Friday, November 22, 2019
6:00 PM

Location

Seminary Co-op Bookstore

Admission

Free and open to the public

Contact

Seminary Co-op Bookstore
(773) 752-4381
events@semcoop.com

Description

"I am struck by the depth of Leila Taylor's vision. The generosity shown in the way a history (and present) is illuminated. This book does so much beautiful work to widen the expectations and understandings of blackness, and I am immensely thankful for it." –Hanif Abdurraqib, New York Times bestselling author

Leila Taylor discusses "Darkly: Black History and America's Gothic Soul." She will be joined in conversation by Tara Betts.

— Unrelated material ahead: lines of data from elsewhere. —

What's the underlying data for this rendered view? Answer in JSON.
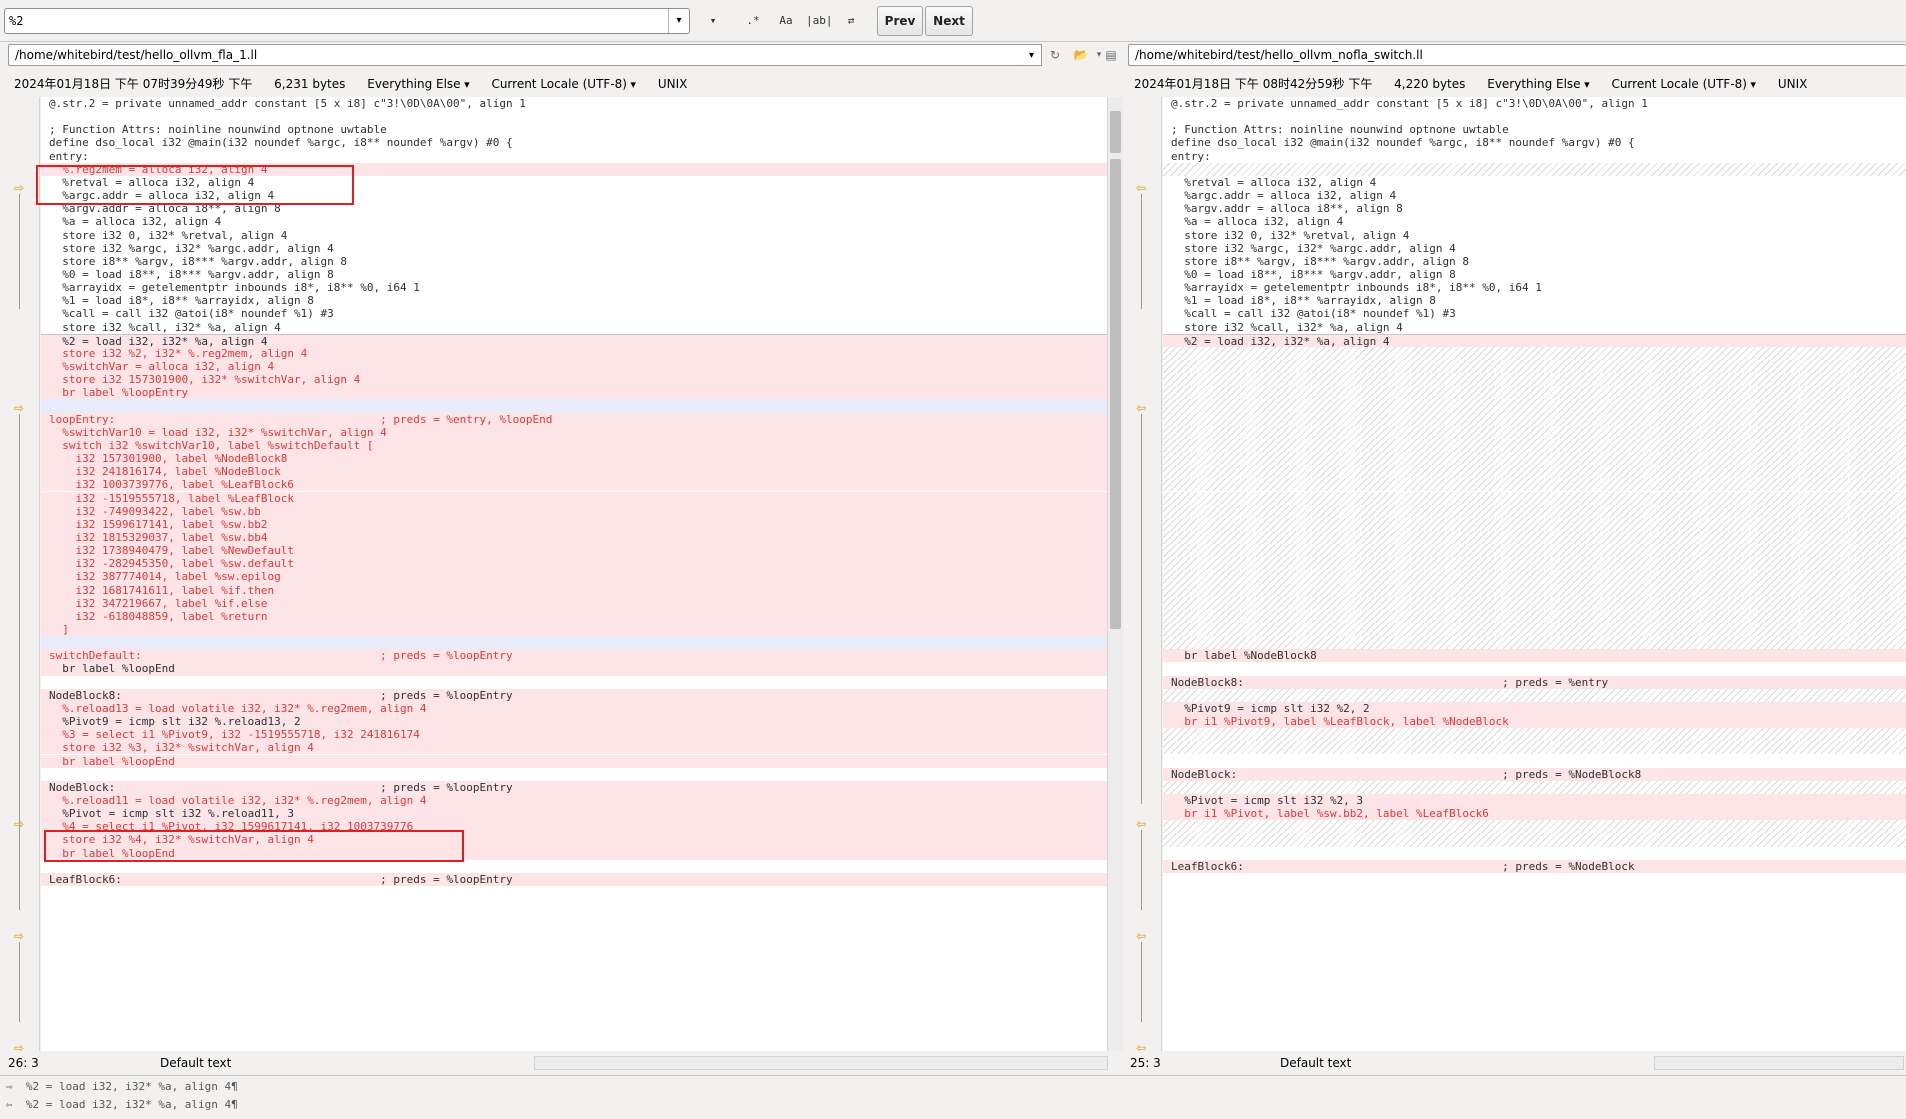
{
  "search": {
    "value": "%2"
  },
  "toolbar": {
    "filter_icon": "▾",
    "regex_label": ".*",
    "case_label": "Aa",
    "word_label": "|ab|",
    "swap_icon": "⇄",
    "prev_label": "Prev",
    "next_label": "Next"
  },
  "left": {
    "path": "/home/whitebird/test/hello_ollvm_fla_1.ll",
    "datetime": "2024年01月18日 下午 07时39分49秒 下午",
    "size": "6,231 bytes",
    "filter": "Everything Else",
    "encoding": "Current Locale (UTF-8)",
    "eol": "UNIX",
    "position": "26: 3",
    "mode": "Default text"
  },
  "right": {
    "path": "/home/whitebird/test/hello_ollvm_nofla_switch.ll",
    "datetime": "2024年01月18日 下午 08时42分59秒 下午",
    "size": "4,220 bytes",
    "filter": "Everything Else",
    "encoding": "Current Locale (UTF-8)",
    "eol": "UNIX",
    "position": "25: 3",
    "mode": "Default text"
  },
  "left_lines": [
    {
      "t": "@.str.2 = private unnamed_addr constant [5 x i8] c\"3!\\0D\\0A\\00\", align 1",
      "k": "n"
    },
    {
      "t": "",
      "k": "n"
    },
    {
      "t": "; Function Attrs: noinline nounwind optnone uwtable",
      "k": "n"
    },
    {
      "t": "define dso_local i32 @main(i32 noundef %argc, i8** noundef %argv) #0 {",
      "k": "n"
    },
    {
      "t": "entry:",
      "k": "n"
    },
    {
      "t": "  %.reg2mem = alloca i32, align 4",
      "k": "a"
    },
    {
      "t": "  %retval = alloca i32, align 4",
      "k": "n"
    },
    {
      "t": "  %argc.addr = alloca i32, align 4",
      "k": "n"
    },
    {
      "t": "  %argv.addr = alloca i8**, align 8",
      "k": "n"
    },
    {
      "t": "  %a = alloca i32, align 4",
      "k": "n"
    },
    {
      "t": "  store i32 0, i32* %retval, align 4",
      "k": "n"
    },
    {
      "t": "  store i32 %argc, i32* %argc.addr, align 4",
      "k": "n"
    },
    {
      "t": "  store i8** %argv, i8*** %argv.addr, align 8",
      "k": "n"
    },
    {
      "t": "  %0 = load i8**, i8*** %argv.addr, align 8",
      "k": "n"
    },
    {
      "t": "  %arrayidx = getelementptr inbounds i8*, i8** %0, i64 1",
      "k": "n"
    },
    {
      "t": "  %1 = load i8*, i8** %arrayidx, align 8",
      "k": "n"
    },
    {
      "t": "  %call = call i32 @atoi(i8* noundef %1) #3",
      "k": "n"
    },
    {
      "t": "  store i32 %call, i32* %a, align 4",
      "k": "n"
    },
    {
      "t": "  %2 = load i32, i32* %a, align 4",
      "k": "c"
    },
    {
      "t": "  store i32 %2, i32* %.reg2mem, align 4",
      "k": "a"
    },
    {
      "t": "  %switchVar = alloca i32, align 4",
      "k": "a"
    },
    {
      "t": "  store i32 157301900, i32* %switchVar, align 4",
      "k": "a"
    },
    {
      "t": "  br label %loopEntry",
      "k": "a"
    },
    {
      "t": "",
      "k": "s"
    },
    {
      "t": "loopEntry:                                        ; preds = %entry, %loopEnd",
      "k": "a"
    },
    {
      "t": "  %switchVar10 = load i32, i32* %switchVar, align 4",
      "k": "a"
    },
    {
      "t": "  switch i32 %switchVar10, label %switchDefault [",
      "k": "a"
    },
    {
      "t": "    i32 157301900, label %NodeBlock8",
      "k": "a"
    },
    {
      "t": "    i32 241816174, label %NodeBlock",
      "k": "a"
    },
    {
      "t": "    i32 1003739776, label %LeafBlock6",
      "k": "a"
    },
    {
      "t": "    i32 -1519555718, label %LeafBlock",
      "k": "a"
    },
    {
      "t": "    i32 -749093422, label %sw.bb",
      "k": "a"
    },
    {
      "t": "    i32 1599617141, label %sw.bb2",
      "k": "a"
    },
    {
      "t": "    i32 1815329037, label %sw.bb4",
      "k": "a"
    },
    {
      "t": "    i32 1738940479, label %NewDefault",
      "k": "a"
    },
    {
      "t": "    i32 -282945350, label %sw.default",
      "k": "a"
    },
    {
      "t": "    i32 387774014, label %sw.epilog",
      "k": "a"
    },
    {
      "t": "    i32 1681741611, label %if.then",
      "k": "a"
    },
    {
      "t": "    i32 347219667, label %if.else",
      "k": "a"
    },
    {
      "t": "    i32 -618048859, label %return",
      "k": "a"
    },
    {
      "t": "  ]",
      "k": "a"
    },
    {
      "t": "",
      "k": "s"
    },
    {
      "t": "switchDefault:                                    ; preds = %loopEntry",
      "k": "a"
    },
    {
      "t": "  br label %loopEnd",
      "k": "c"
    },
    {
      "t": "",
      "k": "n"
    },
    {
      "t": "NodeBlock8:                                       ; preds = %loopEntry",
      "k": "c"
    },
    {
      "t": "  %.reload13 = load volatile i32, i32* %.reg2mem, align 4",
      "k": "a"
    },
    {
      "t": "  %Pivot9 = icmp slt i32 %.reload13, 2",
      "k": "c"
    },
    {
      "t": "  %3 = select i1 %Pivot9, i32 -1519555718, i32 241816174",
      "k": "a"
    },
    {
      "t": "  store i32 %3, i32* %switchVar, align 4",
      "k": "a"
    },
    {
      "t": "  br label %loopEnd",
      "k": "a"
    },
    {
      "t": "",
      "k": "n"
    },
    {
      "t": "NodeBlock:                                        ; preds = %loopEntry",
      "k": "c"
    },
    {
      "t": "  %.reload11 = load volatile i32, i32* %.reg2mem, align 4",
      "k": "a"
    },
    {
      "t": "  %Pivot = icmp slt i32 %.reload11, 3",
      "k": "c"
    },
    {
      "t": "  %4 = select i1 %Pivot, i32 1599617141, i32 1003739776",
      "k": "a"
    },
    {
      "t": "  store i32 %4, i32* %switchVar, align 4",
      "k": "a"
    },
    {
      "t": "  br label %loopEnd",
      "k": "a"
    },
    {
      "t": "",
      "k": "n"
    },
    {
      "t": "LeafBlock6:                                       ; preds = %loopEntry",
      "k": "c"
    }
  ],
  "right_lines": [
    {
      "t": "@.str.2 = private unnamed_addr constant [5 x i8] c\"3!\\0D\\0A\\00\", align 1",
      "k": "n"
    },
    {
      "t": "",
      "k": "n"
    },
    {
      "t": "; Function Attrs: noinline nounwind optnone uwtable",
      "k": "n"
    },
    {
      "t": "define dso_local i32 @main(i32 noundef %argc, i8** noundef %argv) #0 {",
      "k": "n"
    },
    {
      "t": "entry:",
      "k": "n"
    },
    {
      "t": "",
      "k": "g"
    },
    {
      "t": "  %retval = alloca i32, align 4",
      "k": "n"
    },
    {
      "t": "  %argc.addr = alloca i32, align 4",
      "k": "n"
    },
    {
      "t": "  %argv.addr = alloca i8**, align 8",
      "k": "n"
    },
    {
      "t": "  %a = alloca i32, align 4",
      "k": "n"
    },
    {
      "t": "  store i32 0, i32* %retval, align 4",
      "k": "n"
    },
    {
      "t": "  store i32 %argc, i32* %argc.addr, align 4",
      "k": "n"
    },
    {
      "t": "  store i8** %argv, i8*** %argv.addr, align 8",
      "k": "n"
    },
    {
      "t": "  %0 = load i8**, i8*** %argv.addr, align 8",
      "k": "n"
    },
    {
      "t": "  %arrayidx = getelementptr inbounds i8*, i8** %0, i64 1",
      "k": "n"
    },
    {
      "t": "  %1 = load i8*, i8** %arrayidx, align 8",
      "k": "n"
    },
    {
      "t": "  %call = call i32 @atoi(i8* noundef %1) #3",
      "k": "n"
    },
    {
      "t": "  store i32 %call, i32* %a, align 4",
      "k": "n"
    },
    {
      "t": "  %2 = load i32, i32* %a, align 4",
      "k": "c"
    },
    {
      "t": "",
      "k": "g"
    },
    {
      "t": "",
      "k": "g"
    },
    {
      "t": "",
      "k": "g"
    },
    {
      "t": "",
      "k": "g"
    },
    {
      "t": "",
      "k": "g"
    },
    {
      "t": "",
      "k": "g"
    },
    {
      "t": "",
      "k": "g"
    },
    {
      "t": "",
      "k": "g"
    },
    {
      "t": "",
      "k": "g"
    },
    {
      "t": "",
      "k": "g"
    },
    {
      "t": "",
      "k": "g"
    },
    {
      "t": "",
      "k": "g"
    },
    {
      "t": "",
      "k": "g"
    },
    {
      "t": "",
      "k": "g"
    },
    {
      "t": "",
      "k": "g"
    },
    {
      "t": "",
      "k": "g"
    },
    {
      "t": "",
      "k": "g"
    },
    {
      "t": "",
      "k": "g"
    },
    {
      "t": "",
      "k": "g"
    },
    {
      "t": "",
      "k": "g"
    },
    {
      "t": "",
      "k": "g"
    },
    {
      "t": "",
      "k": "g"
    },
    {
      "t": "",
      "k": "g"
    },
    {
      "t": "  br label %NodeBlock8",
      "k": "c"
    },
    {
      "t": "",
      "k": "n"
    },
    {
      "t": "NodeBlock8:                                       ; preds = %entry",
      "k": "c"
    },
    {
      "t": "",
      "k": "g"
    },
    {
      "t": "  %Pivot9 = icmp slt i32 %2, 2",
      "k": "c"
    },
    {
      "t": "  br i1 %Pivot9, label %LeafBlock, label %NodeBlock",
      "k": "a"
    },
    {
      "t": "",
      "k": "g"
    },
    {
      "t": "",
      "k": "g"
    },
    {
      "t": "",
      "k": "n"
    },
    {
      "t": "NodeBlock:                                        ; preds = %NodeBlock8",
      "k": "c"
    },
    {
      "t": "",
      "k": "g"
    },
    {
      "t": "  %Pivot = icmp slt i32 %2, 3",
      "k": "c"
    },
    {
      "t": "  br i1 %Pivot, label %sw.bb2, label %LeafBlock6",
      "k": "a"
    },
    {
      "t": "",
      "k": "g"
    },
    {
      "t": "",
      "k": "g"
    },
    {
      "t": "",
      "k": "n"
    },
    {
      "t": "LeafBlock6:                                       ; preds = %NodeBlock",
      "k": "c"
    }
  ],
  "bottom": {
    "left_line": "  %2 = load i32, i32* %a, align 4",
    "right_line": "  %2 = load i32, i32* %a, align 4",
    "eol_mark": "¶"
  },
  "icons": {
    "arrow": "⇨",
    "arrow_left": "⇦",
    "dropdown": "▾",
    "open_folder": "📂",
    "save": "▤",
    "reload": "↻"
  }
}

A Q&A and signing will follow the discussion.

At the Co-op

About the book: To be a goth is to be out of joint with your surroundings—prone to daydreaming and longing for something beyond the here and now. This can be dangerous for a Black person in the United States, where lingering somewhere often results in violence and simply existing in a space is enough to warrant a call to the police. To be Black and a goth is a kind of double marginalization.

In "Darkly," Leila Taylor, a self-described AfroGothicist, explores the intersection of Black culture and goth culture, connecting it to a permanent state of melancholy resulting from slavery and the continuous subjugation of Black people. From the eerie post-industrial streets of her hometown Detroit to the unmarked burial grounds of servants and slaves under New York City, Taylor argues that the American Gothic is a result of the repressed and unresolved trauma of racial oppression.

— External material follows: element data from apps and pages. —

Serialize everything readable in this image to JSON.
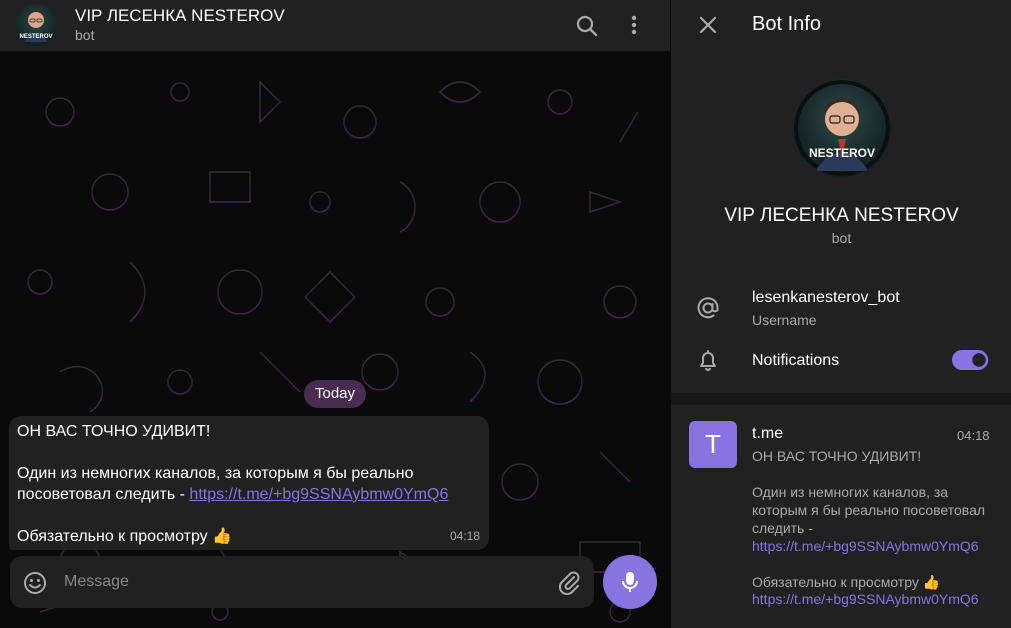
{
  "header": {
    "title": "VIP ЛЕСЕНКА NESTEROV",
    "subtitle": "bot"
  },
  "avatar": {
    "label": "NESTEROV"
  },
  "chat": {
    "date_separator": "Today",
    "message": {
      "line1": "ОН ВАС ТОЧНО УДИВИТ!",
      "line2": "Один из немногих каналов, за которым я бы реально",
      "line3_prefix": "посоветовал следить - ",
      "link": "https://t.me/+bg9SSNAybmw0YmQ6",
      "line4": "Обязательно к просмотру 👍",
      "time": "04:18"
    },
    "composer": {
      "placeholder": "Message"
    }
  },
  "panel": {
    "title": "Bot Info",
    "name": "VIP ЛЕСЕНКА NESTEROV",
    "subtitle": "bot",
    "username": "lesenkanesterov_bot",
    "username_label": "Username",
    "notifications_label": "Notifications",
    "notifications_on": true,
    "shared_link": {
      "thumb_letter": "T",
      "title": "t.me",
      "time": "04:18",
      "line1": "ОН ВАС ТОЧНО УДИВИТ!",
      "line2": "Один из немногих каналов, за которым я бы реально посоветовал следить -",
      "link_inline": "https://t.me/+bg9SSNAybmw0YmQ6",
      "line3": "Обязательно к просмотру 👍",
      "url": "https://t.me/+bg9SSNAybmw0YmQ6"
    }
  },
  "colors": {
    "accent": "#8774e1",
    "surface": "#212121",
    "date_badge": "#4a2b52"
  }
}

But "Darkly" is also about how the terror of American racism has been metamorphosed into AfroGothicist art. This can be seen in the music of Billie Holiday and M Lamar, the novels of Octavia Butler, and the films of Jordan Peele. A unique debut, Darkly argues that until racial oppression is dismantled America will continue to be haunted, sleeping with one eye open.

About the author: Leila Taylor is the Creative Director of the Brooklyn Public Library and has given talks at the International Gothic Association and the Morbid Anatomy Museum. "Darkly" is her first book.